The new year in the Gregorian calendar is pretty unforgiving. Holed up in our wintry cubbyholes, we can dream of what it may bring but long before our snowdrops and daffodils flower. The Babylonians, the Persians and other parts of the sub-continent harmonised their new year with spring. Much nicer to make new year’s resolutions with the sun on your face. So in a spirit of renewal and progress, here are some predictions for 2019:

Modular houses
This innovation has been evolving across the globe and the UK and I anticipate that we will begin to see large scale housebuilding using modular construction techniques. We need it – and we also pray that both housebuilders and local authorities help support the roll out. It is going to fundamentally change the way new housing estates are delivered across our towns and country.

Also read: Modular construction - along the right lines?

Building regulations
I was going to predict, in response to the immediate and fundamental need to ensure our buildings are safe, new regulations that adopt world’s best requirements on fire safety.

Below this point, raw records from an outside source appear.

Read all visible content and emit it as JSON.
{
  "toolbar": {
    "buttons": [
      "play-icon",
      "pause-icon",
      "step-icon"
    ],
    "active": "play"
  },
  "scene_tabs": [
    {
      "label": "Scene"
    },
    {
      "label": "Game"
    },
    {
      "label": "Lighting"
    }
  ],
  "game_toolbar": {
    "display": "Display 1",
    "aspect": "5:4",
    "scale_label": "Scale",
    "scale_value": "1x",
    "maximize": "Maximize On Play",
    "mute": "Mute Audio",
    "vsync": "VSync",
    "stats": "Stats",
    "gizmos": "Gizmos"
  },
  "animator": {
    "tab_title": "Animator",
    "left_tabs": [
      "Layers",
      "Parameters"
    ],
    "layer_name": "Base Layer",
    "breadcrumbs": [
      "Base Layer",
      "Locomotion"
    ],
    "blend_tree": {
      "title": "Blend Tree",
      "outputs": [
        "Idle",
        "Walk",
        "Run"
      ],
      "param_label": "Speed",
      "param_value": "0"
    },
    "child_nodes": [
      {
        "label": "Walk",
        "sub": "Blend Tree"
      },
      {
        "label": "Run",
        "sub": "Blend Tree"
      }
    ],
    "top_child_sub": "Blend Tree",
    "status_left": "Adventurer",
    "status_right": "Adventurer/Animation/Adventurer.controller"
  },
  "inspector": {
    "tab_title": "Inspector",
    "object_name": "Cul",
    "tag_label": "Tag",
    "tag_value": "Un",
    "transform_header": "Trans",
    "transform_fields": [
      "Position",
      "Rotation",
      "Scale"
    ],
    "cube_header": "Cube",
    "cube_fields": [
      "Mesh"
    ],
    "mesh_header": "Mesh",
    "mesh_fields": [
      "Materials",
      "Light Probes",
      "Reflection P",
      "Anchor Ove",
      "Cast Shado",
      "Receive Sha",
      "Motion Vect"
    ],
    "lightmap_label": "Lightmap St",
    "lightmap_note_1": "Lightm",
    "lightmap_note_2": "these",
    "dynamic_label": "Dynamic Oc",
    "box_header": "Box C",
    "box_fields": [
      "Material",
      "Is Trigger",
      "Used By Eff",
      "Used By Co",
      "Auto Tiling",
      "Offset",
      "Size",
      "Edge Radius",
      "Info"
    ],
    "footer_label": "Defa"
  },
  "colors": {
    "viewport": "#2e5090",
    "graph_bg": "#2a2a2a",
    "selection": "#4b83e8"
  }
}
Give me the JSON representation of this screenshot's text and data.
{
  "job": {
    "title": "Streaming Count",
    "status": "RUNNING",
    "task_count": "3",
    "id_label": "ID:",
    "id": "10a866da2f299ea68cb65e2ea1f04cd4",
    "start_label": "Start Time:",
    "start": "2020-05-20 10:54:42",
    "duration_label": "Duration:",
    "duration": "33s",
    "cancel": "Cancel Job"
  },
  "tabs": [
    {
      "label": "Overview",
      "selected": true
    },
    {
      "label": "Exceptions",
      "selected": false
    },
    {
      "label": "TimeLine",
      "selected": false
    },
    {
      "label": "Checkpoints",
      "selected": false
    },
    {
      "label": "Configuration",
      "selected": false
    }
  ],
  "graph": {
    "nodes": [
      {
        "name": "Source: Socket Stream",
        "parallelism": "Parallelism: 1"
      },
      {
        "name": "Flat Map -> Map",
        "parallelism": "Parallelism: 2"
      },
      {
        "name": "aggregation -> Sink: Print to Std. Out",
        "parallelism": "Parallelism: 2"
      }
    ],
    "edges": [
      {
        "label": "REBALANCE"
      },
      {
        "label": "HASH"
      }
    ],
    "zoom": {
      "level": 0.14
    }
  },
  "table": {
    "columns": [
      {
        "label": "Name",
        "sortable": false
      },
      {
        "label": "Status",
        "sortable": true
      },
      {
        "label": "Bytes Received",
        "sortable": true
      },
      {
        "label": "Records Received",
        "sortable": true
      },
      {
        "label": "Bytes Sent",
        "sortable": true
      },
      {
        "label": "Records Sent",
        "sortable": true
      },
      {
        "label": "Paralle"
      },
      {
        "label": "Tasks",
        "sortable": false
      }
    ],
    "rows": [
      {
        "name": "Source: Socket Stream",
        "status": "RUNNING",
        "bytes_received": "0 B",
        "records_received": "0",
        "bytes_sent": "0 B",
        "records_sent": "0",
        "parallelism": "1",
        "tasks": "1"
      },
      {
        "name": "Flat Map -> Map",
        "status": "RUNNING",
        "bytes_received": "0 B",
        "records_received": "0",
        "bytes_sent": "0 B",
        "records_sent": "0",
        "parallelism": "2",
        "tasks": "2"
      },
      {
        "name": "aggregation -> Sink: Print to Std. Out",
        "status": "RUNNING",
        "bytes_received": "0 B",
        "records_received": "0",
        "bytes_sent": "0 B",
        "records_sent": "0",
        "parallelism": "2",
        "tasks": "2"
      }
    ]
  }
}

In fact, we’ve seen new regulations released late this year, restricting use of combustible materials in external walls for certain residential or institutional buildings over 18 metres high. Expect 2019 to be a period of clarity under the new regime but uncertainty and disputes in relation to buildings constructed under the now superseded regulation. 

Hackitt review and regaining trust: ‘The industry has created a monster’

This had been up for negotiation given the fallout from Carillion. The issue tends to divide opinion, depending on who holds the retention purse-string, but there is a palpable push for some more regulation. I wouldn’t be surprised then if there is some regulation around how retention is to be held and I’d be surprised if it isn’t protective for payees in the event of insolvency of the payer.

Carillion: counting the cost

VAT reverse charge for construction services
This one is big. HMRC have made a legislative push to tackle perceived under-recovery of VAT in our industry. Although first conceived to tackle labour gang tax fraud, the draft laws are to extend broadly across the industry. What’s the big change? Now purchasers of construction works or services will have to account for VAT, rather than the supplier. My take is that this is a Leviathan and there will be growing pushback. Predicting a better change: the authorities should target hard those involved in fraud and those taking advantage of the more vulnerable. The Gangmasters and Labour Abuse Authority has been established by The Home Office and is to do remarkable work; giving them a bigger baton with HMRC co-operation would be a great initiative for the new year.

Matthew Jones is partner and head of construction at Taylor Wessing